The Control Preferences Scale (CPS) was used to evaluate the roles that participants preferred to play or had perceived themselves as playing in actual decision-making during the six months of TMD management . The CPS consists of five items that determine different roles in decision-making. Participants ranked ordered possible approaches of decision making from 1 (most active) to 5 (most passive). The perceived roles which participants had perceived during the decision-making were categorized in to 3 groups: active-A (CPS 1–2), collaborative-A (CPS 3), and passive-A (CPS 4–5) . The 5 different roles which participants preferred during the decision-making were also re-grouped into 3 groups that active-P (CPS 1–2), collaborative-P (CPS 3), and passive-P (CPS 4–5) . The evaluation of perceived and preferred role in decision-making were conducted at T1.
Measurement of health literacy
The Newest Vital Sign (NVS) was used to assess the participants’ levels of health literacy . The NVS health literacy test is based on a nutrition label from an ice cream container, and the overall score ranges from 0 to 6. Participates were categorized as having limited (NVS score of 0–2), potentially limited (NVS score of 3), and appropriate (NVS score of 4–6). The assessment of level of health literacy was performed at T1.
Management of TMD
The participants who performed stabilization splint therapy and physical therapy for six months to manage the orofacial pain and parafunctional habits for six months were included in the study. The participants who showed limited range of jaw movement owing to disc displacement, sustained pain around masticatory muscles or preauricular area despite of 2 weeks of treatments including medication and habit control, and pathologic bony changes on TMJ condyles were prescribed stabilization splint therapy. All participants were instructed to wear their stabilization splints every night for at least seven hours per day during the treatment period. All participants were instructed to control for TMD-related contributing factors including excessive parafunctional habits, masticatory muscle tension, and conduct routine physical therapy such as 6 × 6 exercises  and moist hot pack application. The stabilization splint which covered all of the maxillary teeth was fabricated in acrylic resin. Even uniform contact of the stabilization splint with the lower functional cusps was provided at premolar and molar teeth sites. Continuous wearing of stabilization splint more than seven hours per day was regarded as valid wearing and considered as compliant with stabilization splint therapy. All participants visited the clinic monthly for routine check-ups and confirmation of compliance.

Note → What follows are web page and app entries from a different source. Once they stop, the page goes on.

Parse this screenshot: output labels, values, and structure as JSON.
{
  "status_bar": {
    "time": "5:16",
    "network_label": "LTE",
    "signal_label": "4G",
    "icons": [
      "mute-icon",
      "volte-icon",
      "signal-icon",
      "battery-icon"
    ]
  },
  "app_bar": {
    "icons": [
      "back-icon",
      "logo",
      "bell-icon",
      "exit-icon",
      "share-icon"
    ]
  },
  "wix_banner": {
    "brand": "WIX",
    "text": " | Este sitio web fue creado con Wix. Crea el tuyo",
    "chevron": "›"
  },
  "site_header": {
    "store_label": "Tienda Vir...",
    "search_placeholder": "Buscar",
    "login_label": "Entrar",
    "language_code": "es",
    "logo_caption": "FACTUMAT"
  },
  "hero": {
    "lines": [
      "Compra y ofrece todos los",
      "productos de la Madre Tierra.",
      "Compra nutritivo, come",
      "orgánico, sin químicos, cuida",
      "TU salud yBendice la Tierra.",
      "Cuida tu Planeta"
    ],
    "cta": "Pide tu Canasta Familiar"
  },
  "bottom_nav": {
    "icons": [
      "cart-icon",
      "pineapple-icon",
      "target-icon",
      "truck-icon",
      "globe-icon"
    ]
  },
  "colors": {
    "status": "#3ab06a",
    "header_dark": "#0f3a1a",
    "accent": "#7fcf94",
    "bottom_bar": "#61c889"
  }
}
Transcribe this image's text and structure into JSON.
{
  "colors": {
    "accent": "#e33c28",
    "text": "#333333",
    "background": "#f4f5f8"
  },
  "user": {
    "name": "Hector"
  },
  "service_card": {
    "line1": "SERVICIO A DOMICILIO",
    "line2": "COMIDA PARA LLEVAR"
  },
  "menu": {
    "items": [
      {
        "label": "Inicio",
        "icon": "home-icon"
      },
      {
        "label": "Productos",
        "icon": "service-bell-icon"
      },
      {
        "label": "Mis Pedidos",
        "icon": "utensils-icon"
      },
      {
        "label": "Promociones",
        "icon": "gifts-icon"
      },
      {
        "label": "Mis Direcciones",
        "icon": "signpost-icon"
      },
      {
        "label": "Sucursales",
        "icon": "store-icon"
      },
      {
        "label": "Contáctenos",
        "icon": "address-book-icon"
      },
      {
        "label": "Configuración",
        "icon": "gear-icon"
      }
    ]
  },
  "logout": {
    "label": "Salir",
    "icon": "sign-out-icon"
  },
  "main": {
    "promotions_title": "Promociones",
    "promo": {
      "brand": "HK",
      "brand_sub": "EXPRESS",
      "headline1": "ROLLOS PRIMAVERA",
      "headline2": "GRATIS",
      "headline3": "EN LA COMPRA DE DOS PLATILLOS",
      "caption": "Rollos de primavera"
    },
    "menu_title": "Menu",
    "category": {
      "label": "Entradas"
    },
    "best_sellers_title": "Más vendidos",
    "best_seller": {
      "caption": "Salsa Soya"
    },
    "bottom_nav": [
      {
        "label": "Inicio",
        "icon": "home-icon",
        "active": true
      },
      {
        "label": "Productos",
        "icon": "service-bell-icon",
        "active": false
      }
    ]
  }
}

Power analysis indicated that a total sample size of 131 participants in the F test with 3 groups and 2 times repetitions would provide a statistical power of 92.1% at a 0.05 significance level with an effect size of 0.25. Based on the Shapiro–Wilk normality test, the data were found to be normally distributed; therefore, parametric tests were applied.

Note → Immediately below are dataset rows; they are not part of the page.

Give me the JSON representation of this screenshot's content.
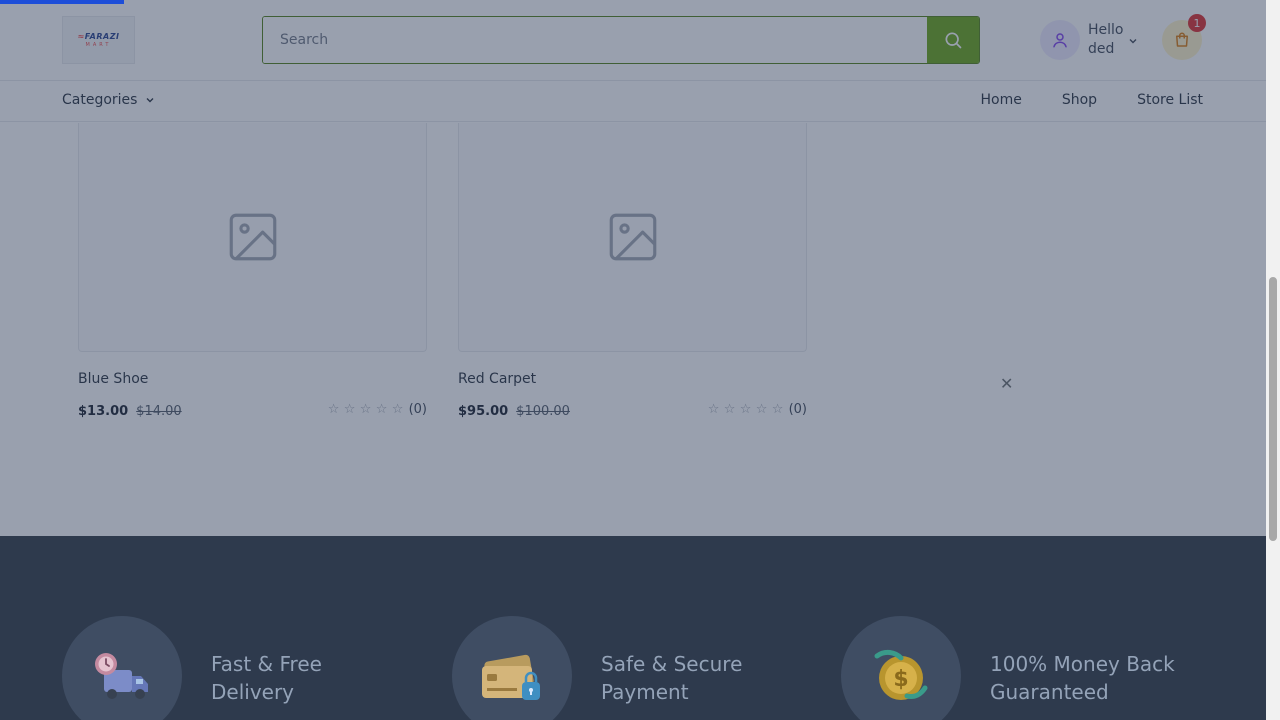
{
  "header": {
    "logo_top": "FARAZI",
    "logo_bottom": "MART",
    "search_placeholder": "Search",
    "user_greeting": "Hello",
    "user_name": "ded",
    "cart_count": "1"
  },
  "nav": {
    "categories_label": "Categories",
    "links": [
      "Home",
      "Shop",
      "Store List"
    ]
  },
  "products": [
    {
      "name": "Blue Shoe",
      "price": "$13.00",
      "old_price": "$14.00",
      "rating": 0,
      "reviews": "(0)"
    },
    {
      "name": "Red Carpet",
      "price": "$95.00",
      "old_price": "$100.00",
      "rating": 0,
      "reviews": "(0)"
    }
  ],
  "features": [
    {
      "line1": "Fast & Free",
      "line2": "Delivery",
      "icon": "delivery-truck-icon"
    },
    {
      "line1": "Safe & Secure",
      "line2": "Payment",
      "icon": "credit-card-icon"
    },
    {
      "line1": "100% Money Back",
      "line2": "Guaranteed",
      "icon": "money-coin-icon"
    }
  ],
  "modal": {
    "close_symbol": "✕"
  },
  "colors": {
    "accent_green": "#65a30d",
    "footer_bg": "#2e3a4d",
    "badge_red": "#dc2626"
  }
}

To compare the differences of demographic characteristics and parameters related with TMD of the participants including age, sex distribution, body mass index (BMI), education level, and classification of TMD based on DC/TMD criteria, duration of TMD, amount of pain free opening and maximum unassisted opening, number of active and latent TrPs in masticatory muscles, GCPS, and VAS among three groups, Acitve A, Collaborate-A, and Passive-A, one-way analysis of variance (ANOVA) and chi-square test were applied for continuous and categorical variables, respectively. Chi-square test was used to determine statistical differences of levels of preferred and perceived level of decision-making role and educational level accordance with the levels of health literacy. To estimate the responses of differences of the subjective and objective TMD treatment outcomes in accordance with the perceived role in decision-making, two-way repeated measure ANOVA was applied.